INSTRUCTIONS TO FOLLOW — Below are the records; give again exactly the lines from the one containing "Serialize everything readable" through the one containing "Give me the", leaving out pictures.

Web page and app entries:
*** Begin section ***
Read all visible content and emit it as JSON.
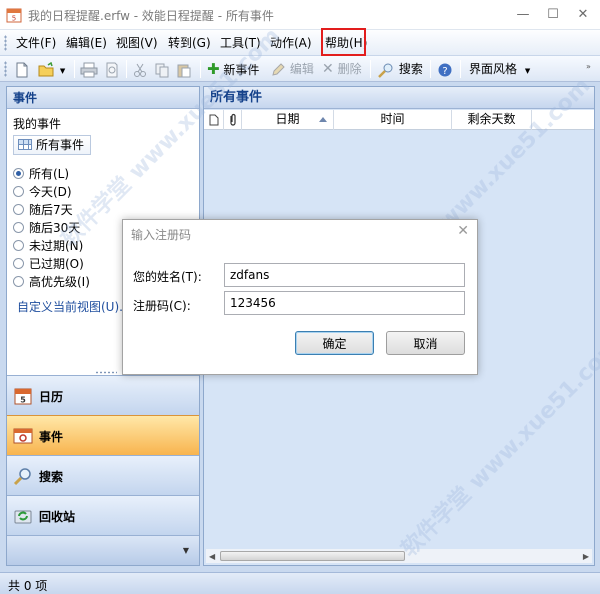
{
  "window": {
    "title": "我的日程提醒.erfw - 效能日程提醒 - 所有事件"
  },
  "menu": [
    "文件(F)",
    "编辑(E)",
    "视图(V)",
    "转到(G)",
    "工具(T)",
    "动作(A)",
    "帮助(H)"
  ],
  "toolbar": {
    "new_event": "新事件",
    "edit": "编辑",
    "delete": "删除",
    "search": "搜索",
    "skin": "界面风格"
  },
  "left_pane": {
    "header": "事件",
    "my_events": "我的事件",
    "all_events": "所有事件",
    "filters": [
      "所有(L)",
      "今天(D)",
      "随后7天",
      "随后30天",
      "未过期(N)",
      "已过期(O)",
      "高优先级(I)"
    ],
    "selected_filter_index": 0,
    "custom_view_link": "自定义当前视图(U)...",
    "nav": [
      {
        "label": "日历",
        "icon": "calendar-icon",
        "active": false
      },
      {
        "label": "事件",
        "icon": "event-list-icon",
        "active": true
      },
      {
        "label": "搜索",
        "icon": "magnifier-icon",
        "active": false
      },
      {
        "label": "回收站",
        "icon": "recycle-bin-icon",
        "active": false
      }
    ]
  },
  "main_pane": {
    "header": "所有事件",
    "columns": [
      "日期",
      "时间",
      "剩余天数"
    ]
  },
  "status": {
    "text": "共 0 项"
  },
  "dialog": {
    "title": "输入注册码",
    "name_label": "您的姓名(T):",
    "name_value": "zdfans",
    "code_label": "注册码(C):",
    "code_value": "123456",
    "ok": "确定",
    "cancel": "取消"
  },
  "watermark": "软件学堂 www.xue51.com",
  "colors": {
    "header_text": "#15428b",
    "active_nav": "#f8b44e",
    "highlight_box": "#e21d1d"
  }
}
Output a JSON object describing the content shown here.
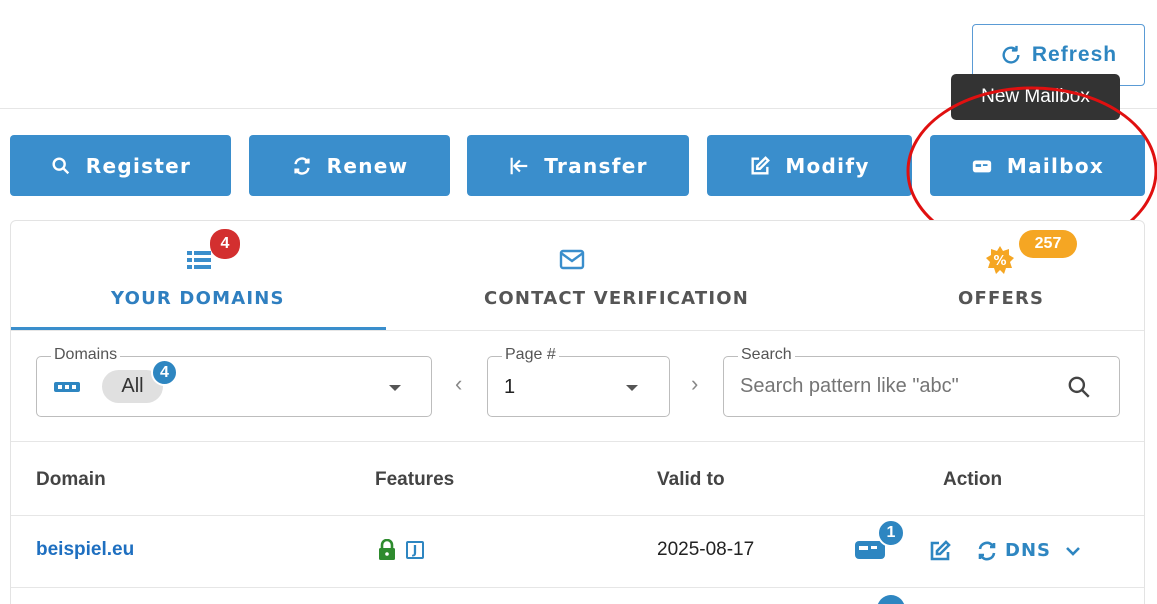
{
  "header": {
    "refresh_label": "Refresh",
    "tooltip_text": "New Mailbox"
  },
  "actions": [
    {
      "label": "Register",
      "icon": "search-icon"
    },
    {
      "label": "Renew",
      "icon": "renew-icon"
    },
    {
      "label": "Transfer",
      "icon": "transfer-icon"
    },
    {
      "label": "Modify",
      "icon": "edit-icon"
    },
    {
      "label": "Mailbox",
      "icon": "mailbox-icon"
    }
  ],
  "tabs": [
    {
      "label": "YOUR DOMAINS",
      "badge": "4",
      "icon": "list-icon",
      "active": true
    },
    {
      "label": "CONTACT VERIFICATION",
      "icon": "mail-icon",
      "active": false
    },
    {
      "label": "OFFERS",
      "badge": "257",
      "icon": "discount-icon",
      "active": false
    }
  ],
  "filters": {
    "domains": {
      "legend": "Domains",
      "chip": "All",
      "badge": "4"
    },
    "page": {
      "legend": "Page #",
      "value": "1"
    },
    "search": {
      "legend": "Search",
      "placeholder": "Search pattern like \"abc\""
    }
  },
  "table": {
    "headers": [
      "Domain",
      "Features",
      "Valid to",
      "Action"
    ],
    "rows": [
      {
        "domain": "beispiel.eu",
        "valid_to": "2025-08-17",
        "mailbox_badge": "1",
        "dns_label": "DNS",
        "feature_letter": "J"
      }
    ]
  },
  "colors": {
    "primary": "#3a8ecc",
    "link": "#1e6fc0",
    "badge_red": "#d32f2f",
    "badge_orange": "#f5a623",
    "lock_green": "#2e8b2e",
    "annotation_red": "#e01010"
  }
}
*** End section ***
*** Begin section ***
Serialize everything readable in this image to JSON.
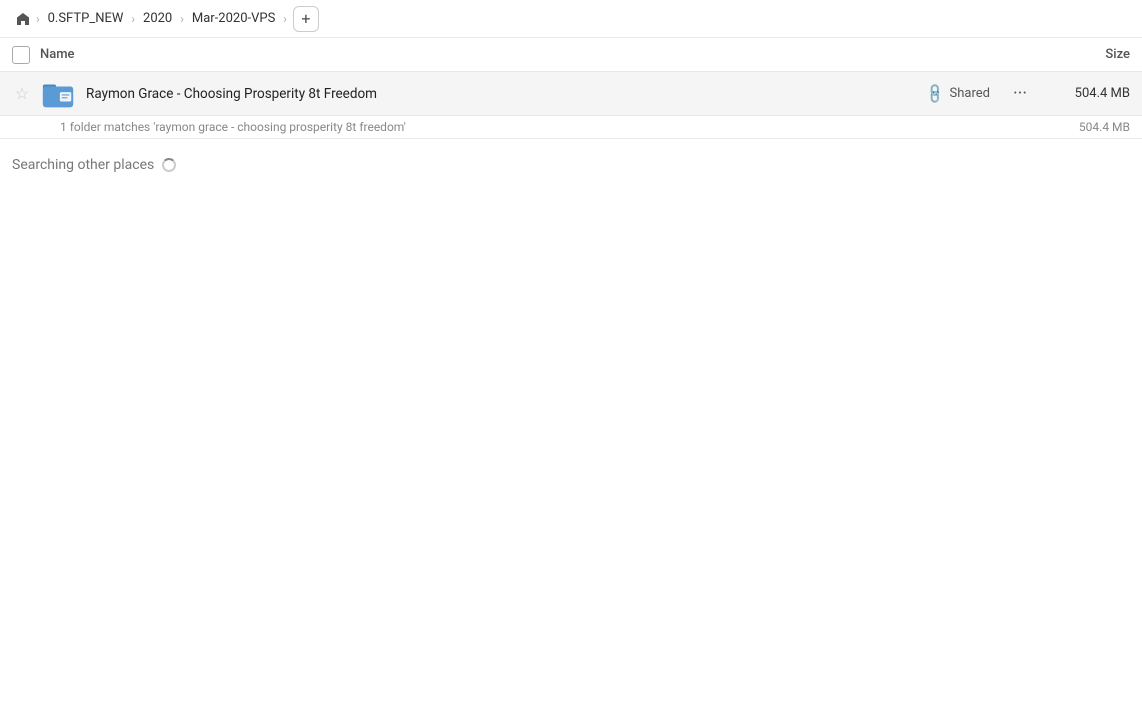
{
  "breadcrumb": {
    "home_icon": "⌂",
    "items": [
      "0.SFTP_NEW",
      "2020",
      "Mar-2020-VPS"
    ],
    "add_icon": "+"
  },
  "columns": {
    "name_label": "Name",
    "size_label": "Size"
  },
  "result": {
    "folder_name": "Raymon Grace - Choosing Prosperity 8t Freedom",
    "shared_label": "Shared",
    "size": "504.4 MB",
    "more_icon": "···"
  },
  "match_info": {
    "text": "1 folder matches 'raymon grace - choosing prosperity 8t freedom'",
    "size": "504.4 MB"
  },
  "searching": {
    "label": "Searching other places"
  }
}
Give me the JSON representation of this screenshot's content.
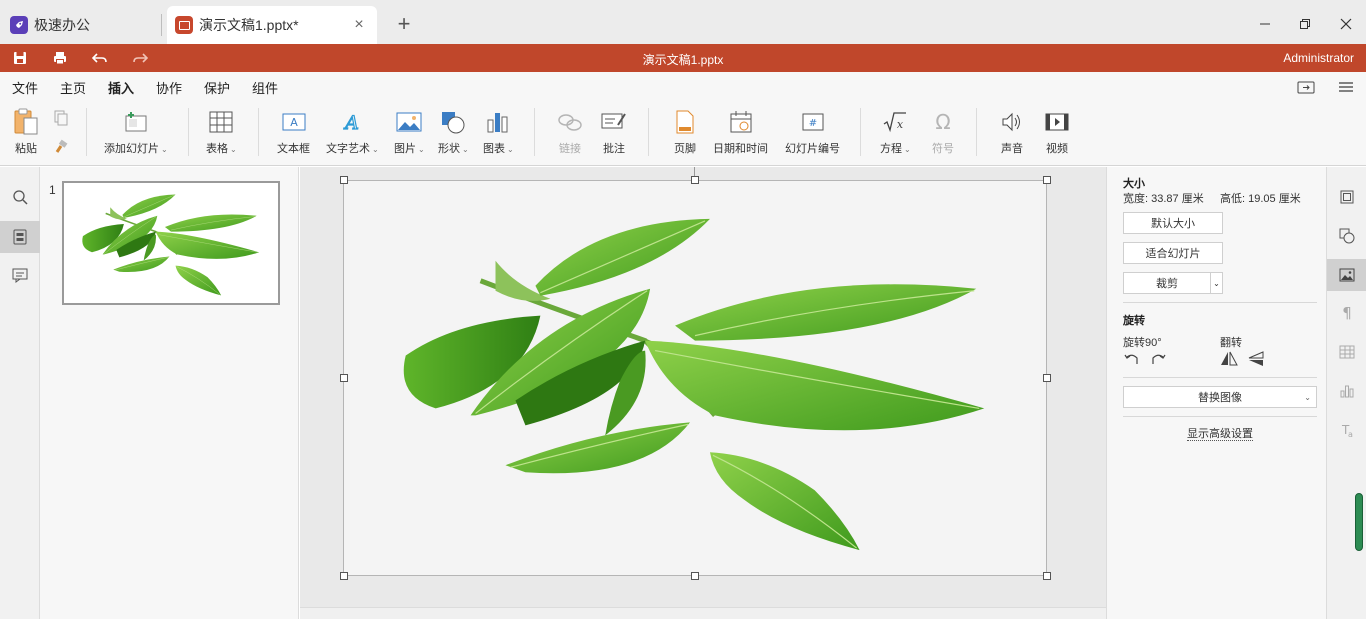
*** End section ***
TASK SOLUTION —
Serialize everything readable in this image to JSON.
{
  "breadcrumb": {
    "home_icon": "⌂",
    "items": [
      "0.SFTP_NEW",
      "2020",
      "Mar-2020-VPS"
    ],
    "add_icon": "+"
  },
  "columns": {
    "name_label": "Name",
    "size_label": "Size"
  },
  "result": {
    "folder_name": "Raymon Grace - Choosing Prosperity 8t Freedom",
    "shared_label": "Shared",
    "size": "504.4 MB",
    "more_icon": "···"
  },
  "match_info": {
    "text": "1 folder matches 'raymon grace - choosing prosperity 8t freedom'",
    "size": "504.4 MB"
  },
  "searching": {
    "label": "Searching other places"
  }
}
Give me the JSON representation of this screenshot's content.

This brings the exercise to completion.